"We want to free principals and free teachers to be innovative in the classroom, but also to keep status quo. We may not see a lot of change," Webb said. "We've gone through a lot of change the last three to five years in the district. This gives them an opportunity to sit back, make assessments and figure out where things need to go. I think they're in a better position to do that at their level right now than we are or people outside the district are."

The plan outlines specific tasks for buildings including improving the graduation rate; improving reading, math and science achievement scores; and improving staff/school morale and staff retention rate.

The plan also seeks to simplify the current meeting schedule in the district.

"One of our goals is to eliminate some meetings, some redundancy of meetings, not only the board but also internally here with QPS," Webb said.

The District Improvement Team will meet quarterly, beginning in June, which also will act as the board's Curriculum Committee and Discipline Committee meetings.

The team will look at school improvement plans and student growth results in June; Illinois Assessment of Readiness results and teacher/staff morale in September; school improvement updates and mid-year student growth, discipline and attendance metrics in January; and new courses or textbooks for 2020-21 in April.

"This is going to be structured more that it's the principals' meeting in order to tell how their schools are doing, their action plans to fix concerns or improve their schools and talk about resources and things they need from the board and the district office," Webb said.

Also Wednesday, Webb outlined potential concerns with continued funding for the district's 21st Century grant which funds before and after school academic and credit recovery activities at Quincy High School and Quincy Junior High School.

"We were going to receive it again, but we've heard some concern it may be cut as a federal program," Webb said.

The grant provides $270,000 to the district, and if that funding is not available, QPS will need to fund at least some of the programs on its own.

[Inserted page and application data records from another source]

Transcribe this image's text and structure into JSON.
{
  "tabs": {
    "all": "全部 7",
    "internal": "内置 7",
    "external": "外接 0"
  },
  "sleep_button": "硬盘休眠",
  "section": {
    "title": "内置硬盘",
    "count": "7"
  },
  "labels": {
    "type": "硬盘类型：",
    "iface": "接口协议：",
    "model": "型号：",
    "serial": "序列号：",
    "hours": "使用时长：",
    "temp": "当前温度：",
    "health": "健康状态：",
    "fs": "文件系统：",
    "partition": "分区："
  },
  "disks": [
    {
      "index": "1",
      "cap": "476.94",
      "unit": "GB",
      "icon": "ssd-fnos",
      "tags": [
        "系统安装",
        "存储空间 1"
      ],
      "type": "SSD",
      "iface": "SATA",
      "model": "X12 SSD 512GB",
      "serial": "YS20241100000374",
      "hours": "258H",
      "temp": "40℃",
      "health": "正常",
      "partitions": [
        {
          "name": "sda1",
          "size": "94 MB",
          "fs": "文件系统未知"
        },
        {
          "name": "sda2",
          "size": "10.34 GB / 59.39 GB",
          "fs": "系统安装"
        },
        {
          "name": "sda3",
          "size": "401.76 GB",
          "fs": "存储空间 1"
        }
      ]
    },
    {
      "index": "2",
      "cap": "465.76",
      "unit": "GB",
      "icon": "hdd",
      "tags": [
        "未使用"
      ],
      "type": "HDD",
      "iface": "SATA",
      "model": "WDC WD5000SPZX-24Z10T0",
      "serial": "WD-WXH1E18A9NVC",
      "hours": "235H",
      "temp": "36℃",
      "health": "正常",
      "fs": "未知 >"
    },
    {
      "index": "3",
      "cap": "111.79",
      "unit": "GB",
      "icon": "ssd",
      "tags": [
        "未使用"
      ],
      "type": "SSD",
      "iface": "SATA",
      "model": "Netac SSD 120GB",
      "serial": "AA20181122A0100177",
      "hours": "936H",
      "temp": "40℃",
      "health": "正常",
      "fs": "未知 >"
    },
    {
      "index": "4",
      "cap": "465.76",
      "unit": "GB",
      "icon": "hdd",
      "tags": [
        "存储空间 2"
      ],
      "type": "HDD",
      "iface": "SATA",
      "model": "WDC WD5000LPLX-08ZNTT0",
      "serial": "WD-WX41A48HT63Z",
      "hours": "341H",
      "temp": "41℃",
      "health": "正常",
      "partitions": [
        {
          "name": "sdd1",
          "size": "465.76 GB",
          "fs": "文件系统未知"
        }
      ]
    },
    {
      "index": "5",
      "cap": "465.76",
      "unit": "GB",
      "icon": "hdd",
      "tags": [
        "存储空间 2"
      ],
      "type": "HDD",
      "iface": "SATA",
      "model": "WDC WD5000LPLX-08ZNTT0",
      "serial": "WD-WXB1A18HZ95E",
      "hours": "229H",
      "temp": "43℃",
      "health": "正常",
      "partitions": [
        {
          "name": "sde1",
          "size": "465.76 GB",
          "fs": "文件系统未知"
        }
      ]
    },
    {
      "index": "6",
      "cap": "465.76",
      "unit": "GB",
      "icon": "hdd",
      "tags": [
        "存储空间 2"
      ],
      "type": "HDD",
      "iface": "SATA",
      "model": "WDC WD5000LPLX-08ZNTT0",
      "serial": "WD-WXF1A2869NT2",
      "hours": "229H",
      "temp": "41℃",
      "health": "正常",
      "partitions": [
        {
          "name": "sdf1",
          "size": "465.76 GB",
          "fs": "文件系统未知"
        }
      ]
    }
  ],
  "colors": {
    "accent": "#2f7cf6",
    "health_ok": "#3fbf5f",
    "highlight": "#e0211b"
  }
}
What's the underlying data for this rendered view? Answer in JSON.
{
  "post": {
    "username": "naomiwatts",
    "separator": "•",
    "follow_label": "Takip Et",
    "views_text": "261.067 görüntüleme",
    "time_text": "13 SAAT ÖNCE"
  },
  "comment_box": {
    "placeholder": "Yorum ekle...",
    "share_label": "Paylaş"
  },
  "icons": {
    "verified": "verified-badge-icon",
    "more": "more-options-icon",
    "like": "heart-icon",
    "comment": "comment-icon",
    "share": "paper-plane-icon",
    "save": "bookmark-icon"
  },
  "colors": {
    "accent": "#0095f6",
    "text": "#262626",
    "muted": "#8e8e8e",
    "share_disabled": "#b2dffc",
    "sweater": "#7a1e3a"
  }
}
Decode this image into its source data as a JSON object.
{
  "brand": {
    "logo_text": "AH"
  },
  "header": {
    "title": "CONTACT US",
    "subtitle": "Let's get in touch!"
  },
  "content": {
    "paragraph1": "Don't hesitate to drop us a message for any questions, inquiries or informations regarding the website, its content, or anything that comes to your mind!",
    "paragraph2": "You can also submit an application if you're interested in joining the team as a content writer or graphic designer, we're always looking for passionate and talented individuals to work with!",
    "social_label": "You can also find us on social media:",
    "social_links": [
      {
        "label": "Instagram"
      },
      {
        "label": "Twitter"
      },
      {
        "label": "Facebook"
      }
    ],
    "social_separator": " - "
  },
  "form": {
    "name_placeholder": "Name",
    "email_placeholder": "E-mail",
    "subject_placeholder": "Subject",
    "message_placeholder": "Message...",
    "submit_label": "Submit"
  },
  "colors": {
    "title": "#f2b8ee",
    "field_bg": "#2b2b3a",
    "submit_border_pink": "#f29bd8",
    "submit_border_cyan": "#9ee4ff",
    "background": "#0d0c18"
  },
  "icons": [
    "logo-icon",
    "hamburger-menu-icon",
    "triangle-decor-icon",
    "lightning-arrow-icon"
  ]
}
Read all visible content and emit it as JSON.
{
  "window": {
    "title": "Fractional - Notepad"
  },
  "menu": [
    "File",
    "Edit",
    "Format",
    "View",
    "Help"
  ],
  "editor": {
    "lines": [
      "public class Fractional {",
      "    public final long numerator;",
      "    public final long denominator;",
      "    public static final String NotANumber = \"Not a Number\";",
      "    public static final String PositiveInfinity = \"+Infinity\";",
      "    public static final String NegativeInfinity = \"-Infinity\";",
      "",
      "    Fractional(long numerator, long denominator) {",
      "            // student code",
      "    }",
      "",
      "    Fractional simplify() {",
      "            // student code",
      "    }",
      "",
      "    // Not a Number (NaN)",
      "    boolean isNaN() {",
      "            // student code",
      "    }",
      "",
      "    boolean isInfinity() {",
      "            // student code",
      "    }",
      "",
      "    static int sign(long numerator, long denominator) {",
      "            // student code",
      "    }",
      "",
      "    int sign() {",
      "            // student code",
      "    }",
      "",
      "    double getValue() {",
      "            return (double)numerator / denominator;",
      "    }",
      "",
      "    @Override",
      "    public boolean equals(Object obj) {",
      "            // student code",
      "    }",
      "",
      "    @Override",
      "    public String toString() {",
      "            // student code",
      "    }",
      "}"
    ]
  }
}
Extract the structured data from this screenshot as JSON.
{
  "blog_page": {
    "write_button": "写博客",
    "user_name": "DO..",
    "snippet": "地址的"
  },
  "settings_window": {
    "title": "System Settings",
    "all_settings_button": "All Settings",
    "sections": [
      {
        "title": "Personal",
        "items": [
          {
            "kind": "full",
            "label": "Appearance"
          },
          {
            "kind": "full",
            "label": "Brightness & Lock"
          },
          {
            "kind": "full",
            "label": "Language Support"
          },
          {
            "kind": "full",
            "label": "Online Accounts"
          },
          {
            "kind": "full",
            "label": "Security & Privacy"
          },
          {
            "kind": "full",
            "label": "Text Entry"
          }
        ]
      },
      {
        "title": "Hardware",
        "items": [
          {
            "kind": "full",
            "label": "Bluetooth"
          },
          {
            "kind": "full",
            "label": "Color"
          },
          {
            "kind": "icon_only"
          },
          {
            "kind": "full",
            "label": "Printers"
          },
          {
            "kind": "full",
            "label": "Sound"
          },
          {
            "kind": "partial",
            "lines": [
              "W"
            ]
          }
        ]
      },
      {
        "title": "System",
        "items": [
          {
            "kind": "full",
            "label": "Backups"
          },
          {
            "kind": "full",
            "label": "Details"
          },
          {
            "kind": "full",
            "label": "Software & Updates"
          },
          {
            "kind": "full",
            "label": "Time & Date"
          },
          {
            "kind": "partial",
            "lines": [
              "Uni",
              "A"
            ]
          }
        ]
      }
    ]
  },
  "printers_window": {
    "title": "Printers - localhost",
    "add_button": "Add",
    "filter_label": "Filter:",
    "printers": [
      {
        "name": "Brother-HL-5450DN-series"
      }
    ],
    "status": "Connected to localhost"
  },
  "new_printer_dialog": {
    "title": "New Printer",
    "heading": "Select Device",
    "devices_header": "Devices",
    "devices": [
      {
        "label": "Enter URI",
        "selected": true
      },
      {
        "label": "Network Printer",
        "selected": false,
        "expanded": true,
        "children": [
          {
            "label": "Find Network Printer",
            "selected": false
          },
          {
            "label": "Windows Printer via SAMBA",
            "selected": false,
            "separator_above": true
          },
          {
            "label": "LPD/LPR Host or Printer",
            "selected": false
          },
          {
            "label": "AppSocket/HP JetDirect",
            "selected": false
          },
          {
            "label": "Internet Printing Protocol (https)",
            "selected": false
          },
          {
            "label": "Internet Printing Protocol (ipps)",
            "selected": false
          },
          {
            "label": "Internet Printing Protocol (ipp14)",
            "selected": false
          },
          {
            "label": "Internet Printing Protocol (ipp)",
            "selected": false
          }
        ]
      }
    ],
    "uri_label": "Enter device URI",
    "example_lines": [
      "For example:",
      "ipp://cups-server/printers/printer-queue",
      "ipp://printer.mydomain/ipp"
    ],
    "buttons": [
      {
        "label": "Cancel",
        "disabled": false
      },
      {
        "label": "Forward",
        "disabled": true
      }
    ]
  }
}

In other action, the Quincy School Board:

Approved a lease/indemnification agreement and pledge agreement tied to a $1.38 million athletic facility at Flinn Stadium.

Agreed to boost lunch prices by 10 cents for students and 50 cents for adults in the 2019-20 school year. With the change, the prices will be $2.60 for pre-kindergarten through fifth grade, $2.85 for grades 6 to 12 and $3.35 for adults.

Adopted a recommendation from the Curriculum Committee to count marching band as a physical education credit at Quincy High School. The change, effective for the 2019-20 school year, will give students enrolled in marching band more flexibility in their class schedules.

Agreed to offer JROTC beginning in the 2020-21 school year at QHS and one section of a bridge course to be offered in 2019-20, which will be taught by a QPS teacher who is a lieutenant in the Army Reserves. The U.S. Army contacted QHS about offering ROTC as a leadership opportunity for students.

Accepted a $729,673.05 bid from sole bidder Kohl Wholesale for food and nonfood items for fall semester 2019-20 and a $228,523.755 escalator milk bid from sole bidder Prairie Farms Dairy Inc. but rejected the sole produce and bread bids.

Adopted a recommendation from the Building Committee to approve health life safety projects for new exhaust for the diesel mechanics classroom and to improve the woodworking classroom at QHS and a separate project to install railings in the bleachers at Flinn Stadium.